a California judge ruled that coffee companies must post warnings about acrylamide, in accordance with Proposition 65, a state law that requires businesses to alert residents about significant exposures to toxic chemicals.
Thus far, studies have only shown that
acrylamide leads to cancer in rats and mice that get exposed to the chemical at much higher doses than what humans would encounter. Though a single cup of coffee doesn't contain enough acrylamide to endanger human health, the average American drinks almost two cups per day, which could potentially increase their exposure with time. Read more: There's a chemical in coffee that may cause cancer, but researchers have found a way to reduce your risk Green tea might be one of the best drinks for your health, but it could be linked to cancer if it's too hot.
Green tea might be one of the best drinks for your health, but it could be linked to cancer if it's too hot.
promising scientific evidence that green tea can lower cholesterol and interfere with the replication of cancer cells. But drinking anything that's too hot could potentially have a negative effect on your esophageal health.
The International Journal of Cancer recently
published a study saying that the frequent consumption of very hot tea could increase the risk of esophageal cancer. The researchers found that drinking three cups of tea per day at more than 140 degrees Fahrenheit increased the risk of esophageal cancer by about 90% among 50,000 people ages 40 to 75.
Preliminary studies have also shown that green tea extract may be
damaging to your liver, but more research is needed to determine the risk.

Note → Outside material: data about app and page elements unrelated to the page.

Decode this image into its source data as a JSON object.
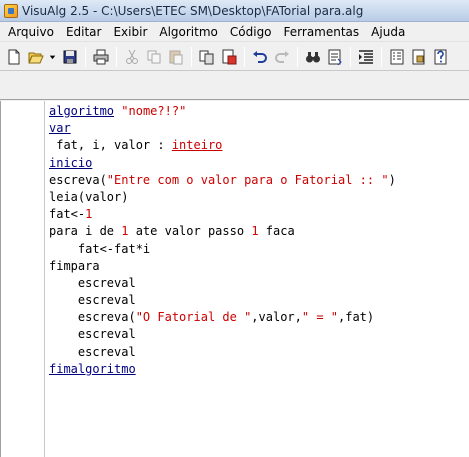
{
  "window": {
    "title": "VisuAlg 2.5 - C:\\Users\\ETEC SM\\Desktop\\FATorial para.alg"
  },
  "menu": {
    "items": [
      "Arquivo",
      "Editar",
      "Exibir",
      "Algoritmo",
      "Código",
      "Ferramentas",
      "Ajuda"
    ]
  },
  "toolbar": {
    "buttons": [
      {
        "name": "new-file-icon"
      },
      {
        "name": "open-folder-icon"
      },
      {
        "name": "dropdown-arrow-icon"
      },
      {
        "name": "save-icon"
      },
      {
        "name": "print-icon"
      },
      {
        "name": "cut-icon"
      },
      {
        "name": "copy-icon"
      },
      {
        "name": "paste-icon"
      },
      {
        "name": "copy-to-file-icon"
      },
      {
        "name": "paste-from-file-icon"
      },
      {
        "name": "undo-icon"
      },
      {
        "name": "redo-icon"
      },
      {
        "name": "find-icon"
      },
      {
        "name": "replace-icon"
      },
      {
        "name": "indent-icon"
      },
      {
        "name": "list-icon"
      },
      {
        "name": "document-icon"
      },
      {
        "name": "help-icon"
      }
    ]
  },
  "code": {
    "lines": [
      [
        {
          "t": "algoritmo",
          "c": "kw"
        },
        {
          "t": " ",
          "c": "sym"
        },
        {
          "t": "\"nome?!?\"",
          "c": "str"
        }
      ],
      [
        {
          "t": "var",
          "c": "kw"
        }
      ],
      [
        {
          "t": " fat, i, valor : ",
          "c": "sym"
        },
        {
          "t": "inteiro",
          "c": "ty"
        }
      ],
      [
        {
          "t": "inicio",
          "c": "kw"
        }
      ],
      [
        {
          "t": "escreva(",
          "c": "sym"
        },
        {
          "t": "\"Entre com o valor para o Fatorial :: \"",
          "c": "str"
        },
        {
          "t": ")",
          "c": "sym"
        }
      ],
      [
        {
          "t": "leia(valor)",
          "c": "sym"
        }
      ],
      [
        {
          "t": "fat<-",
          "c": "sym"
        },
        {
          "t": "1",
          "c": "num"
        }
      ],
      [
        {
          "t": "para i de ",
          "c": "sym"
        },
        {
          "t": "1",
          "c": "num"
        },
        {
          "t": " ate valor passo ",
          "c": "sym"
        },
        {
          "t": "1",
          "c": "num"
        },
        {
          "t": " faca",
          "c": "sym"
        }
      ],
      [
        {
          "t": "    fat<-fat*i",
          "c": "sym"
        }
      ],
      [
        {
          "t": "fimpara",
          "c": "sym"
        }
      ],
      [
        {
          "t": "    escreval",
          "c": "sym"
        }
      ],
      [
        {
          "t": "    escreval",
          "c": "sym"
        }
      ],
      [
        {
          "t": "    escreva(",
          "c": "sym"
        },
        {
          "t": "\"O Fatorial de \"",
          "c": "str"
        },
        {
          "t": ",valor,",
          "c": "sym"
        },
        {
          "t": "\" = \"",
          "c": "str"
        },
        {
          "t": ",fat)",
          "c": "sym"
        }
      ],
      [
        {
          "t": "    escreval",
          "c": "sym"
        }
      ],
      [
        {
          "t": "    escreval",
          "c": "sym"
        }
      ],
      [
        {
          "t": "fimalgoritmo",
          "c": "kw"
        }
      ]
    ]
  }
}
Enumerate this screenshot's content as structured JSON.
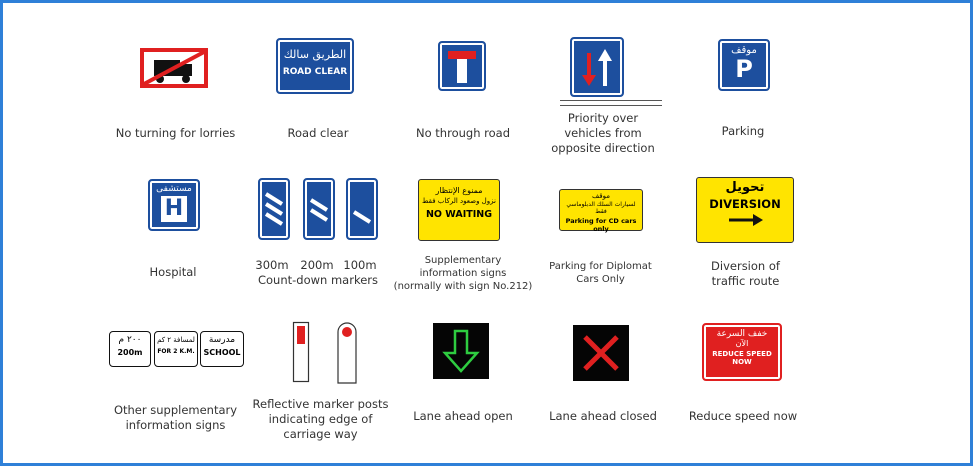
{
  "signs": {
    "no_turning_lorries": {
      "caption": "No turning for lorries"
    },
    "road_clear": {
      "caption": "Road clear",
      "arabic": "الطريق سالك",
      "english": "ROAD CLEAR"
    },
    "no_through_road": {
      "caption": "No through road"
    },
    "priority_over": {
      "caption": "Priority over\nvehicles from\nopposite direction"
    },
    "parking": {
      "caption": "Parking",
      "arabic": "موقف",
      "letter": "P"
    },
    "hospital": {
      "caption": "Hospital",
      "arabic": "مستشفى",
      "letter": "H"
    },
    "countdown": {
      "caption": "Count-down markers",
      "labels": [
        "300m",
        "200m",
        "100m"
      ]
    },
    "supplementary": {
      "caption": "Supplementary\ninformation signs\n(normally with sign No.212)",
      "arabic_1": "ممنوع الإنتظار",
      "arabic_2": "نزول وصعود الركاب فقط",
      "english": "NO WAITING"
    },
    "parking_cd": {
      "caption": "Parking for Diplomat\nCars Only",
      "arabic_1": "موقف",
      "arabic_2": "لسيارات السلك الدبلوماسي فقط",
      "english": "Parking for CD cars only"
    },
    "diversion": {
      "caption": "Diversion of\ntraffic route",
      "arabic": "تحويل",
      "english": "DIVERSION"
    },
    "other_supp": {
      "caption": "Other supplementary\ninformation signs",
      "plate1_ar": "٢٠٠ م",
      "plate1_en": "200m",
      "plate2_ar": "لمسافة ٢ كم",
      "plate2_en": "FOR 2 K.M.",
      "plate3_ar": "مدرسة",
      "plate3_en": "SCHOOL"
    },
    "reflective": {
      "caption": "Reflective marker posts\nindicating edge of\ncarriage way"
    },
    "lane_open": {
      "caption": "Lane ahead open"
    },
    "lane_closed": {
      "caption": "Lane ahead closed"
    },
    "reduce_speed": {
      "caption": "Reduce speed now",
      "arabic_1": "خفف السرعة",
      "arabic_2": "الآن",
      "english_1": "REDUCE SPEED",
      "english_2": "NOW"
    }
  },
  "colors": {
    "frame": "#2f80d8",
    "blue": "#1d4f9e",
    "yellow": "#ffe400",
    "red": "#e02020",
    "green": "#2ecc40"
  }
}
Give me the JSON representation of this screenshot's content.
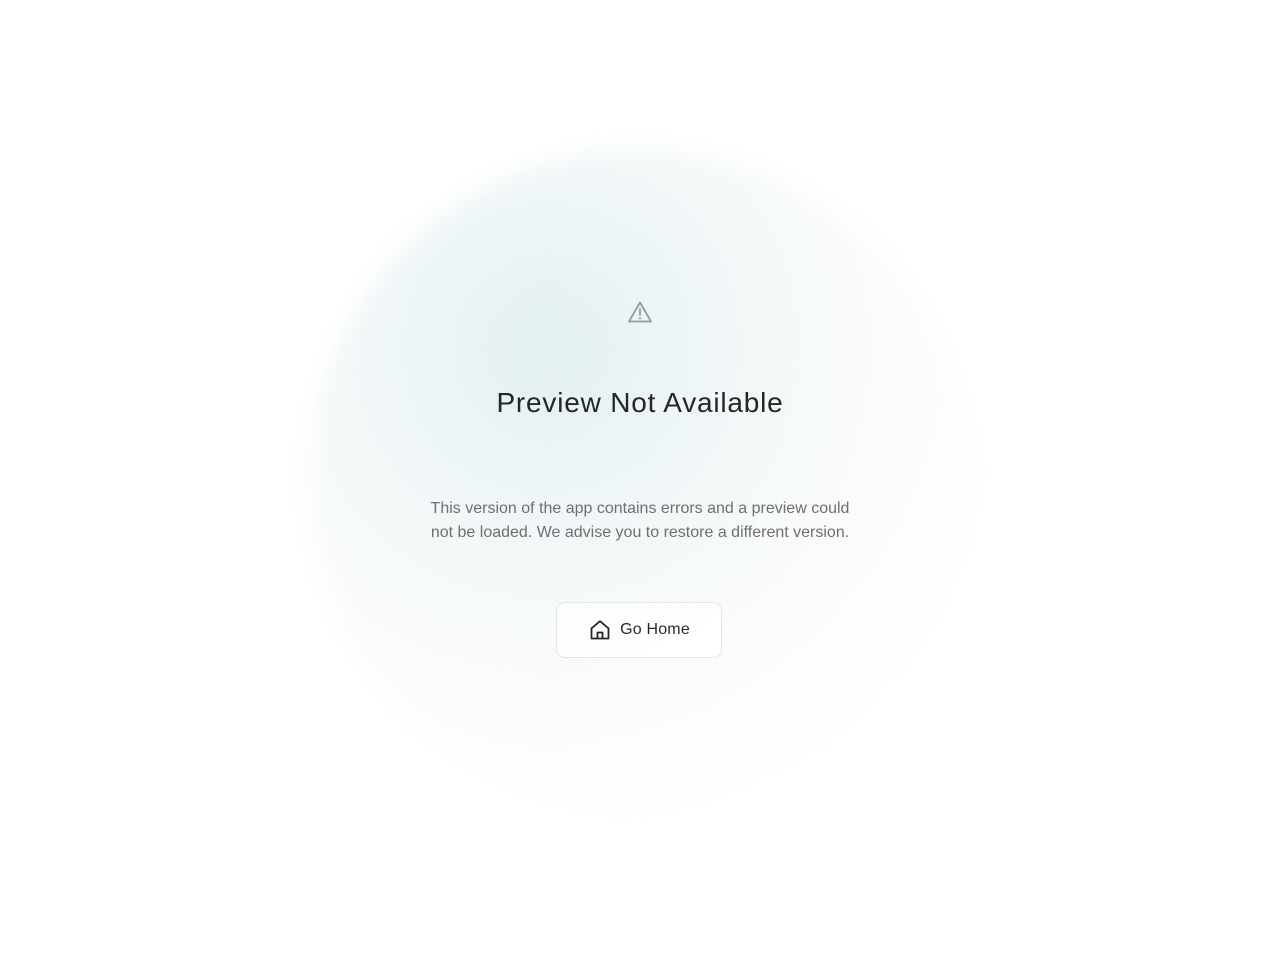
{
  "error": {
    "icon": "warning-triangle-icon",
    "title": "Preview Not Available",
    "description": "This version of the app contains errors and a preview could not be loaded. We advise you to restore a different version."
  },
  "actions": {
    "go_home_label": "Go Home",
    "go_home_icon": "home-icon"
  },
  "colors": {
    "background": "#ffffff",
    "glow": "#e2eff2",
    "title": "#262626",
    "description": "#6f6f6f",
    "button_border": "#e6e6e6"
  }
}
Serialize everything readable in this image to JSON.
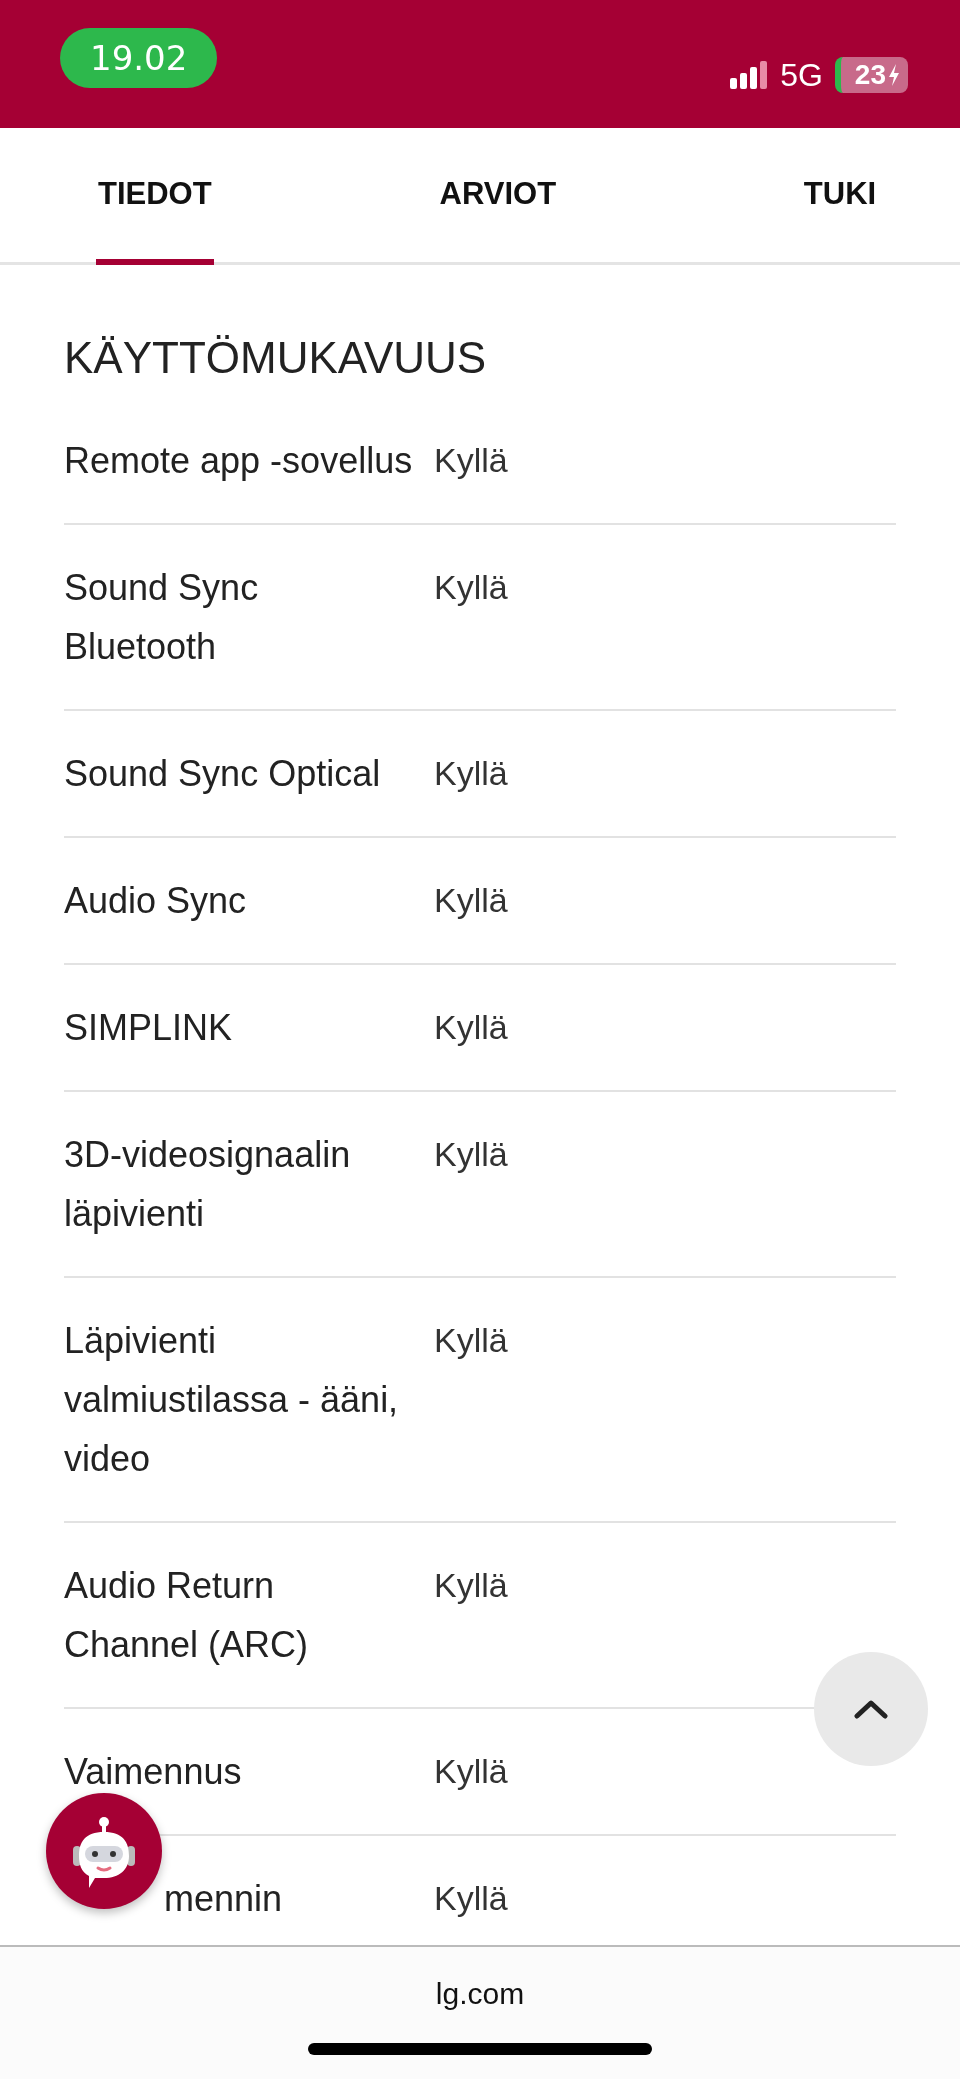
{
  "status_bar": {
    "time": "19.02",
    "network": "5G",
    "battery": "23"
  },
  "tabs": [
    {
      "label": "TIEDOT",
      "selected": true
    },
    {
      "label": "ARVIOT",
      "selected": false
    },
    {
      "label": "TUKI",
      "selected": false
    }
  ],
  "section": {
    "title": "KÄYTTÖMUKAVUUS",
    "rows": [
      {
        "label": "Remote app -sovellus",
        "value": "Kyllä"
      },
      {
        "label": "Sound Sync Bluetooth",
        "value": "Kyllä"
      },
      {
        "label": "Sound Sync Optical",
        "value": "Kyllä"
      },
      {
        "label": "Audio Sync",
        "value": "Kyllä"
      },
      {
        "label": "SIMPLINK",
        "value": "Kyllä"
      },
      {
        "label": "3D-videosignaalin läpivienti",
        "value": "Kyllä"
      },
      {
        "label": "Läpivienti valmiustilassa - ääni, video",
        "value": "Kyllä"
      },
      {
        "label": "Audio Return Channel (ARC)",
        "value": "Kyllä"
      },
      {
        "label": "Vaimennus",
        "value": "Kyllä"
      },
      {
        "label": "mennin",
        "value": "Kyllä",
        "covered": true
      }
    ]
  },
  "footer": {
    "url": "lg.com"
  }
}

Tuna is a lean protein, but it's also high in methylmercury — an environmental toxin that can cause development issues in children.
Tuna is a lean protein, but it's also high in methylmercury — an environmental toxin that can cause development issues in children.
Tuna is generally considered to be
a healthier swap for red or processed meat, but it can also contain relatively high amounts of an environmental toxin called methylmercury.
Studies have shown that even
low-level exposure to methylmercury can impair memory and fine-motor function in adults. It can also cause development issues in children, which is why it's generally advised for pregnant women to reduce their consumption of canned tuna.
But pregnant women aren't the only group that should be concerned. A
2018 Harvard study found that tuna contributes to 37% of the world's intake of methylmercury through fish. Even a handful of Brazil nuts could contain too much selenium.
Even a handful of Brazil nuts could contain too much selenium.
Brazil nuts aren't normally consumed in excess, but fans of the food might want to consider a few potentially adverse health effects.
Brazil nuts contain more than
770% of the daily recommended value of selenium, an essential mineral that can help with fertility and brain function. Too much selenium can cause nausea, fatigue, or, in extreme cases, kidney and heart failure.
Adults aren't advised to consume more than 400 micrograms of selenium per day, but about 6 to 8 Brazil nuts would
put you over that limit. Rhubarb is fine to consume — just don't eat the leaves. They contain high amounts of oxalic acid, which is poisonous to humans.
Rhubarb is fine to consume — just don't eat the leaves. They contain high amounts of oxalic acid, which is poisonous to humans.
chock full of essential nutrients like manganese and vitamin K, but its leaves are poisonous to humans. That's because they're high in oxalic acid, which can cause severe burning, vomiting, kidney failure, and in some cases even death.
While humans would have to consume around 10 pounds of rhubarb leaves for the food to be lethal, we shouldn't consider it edible. The British government learned this lesson back in World War I, when they
recommended eating rhubarb leaves as a way to address the food shortage, and it resulted in multiple sickness and at least one death.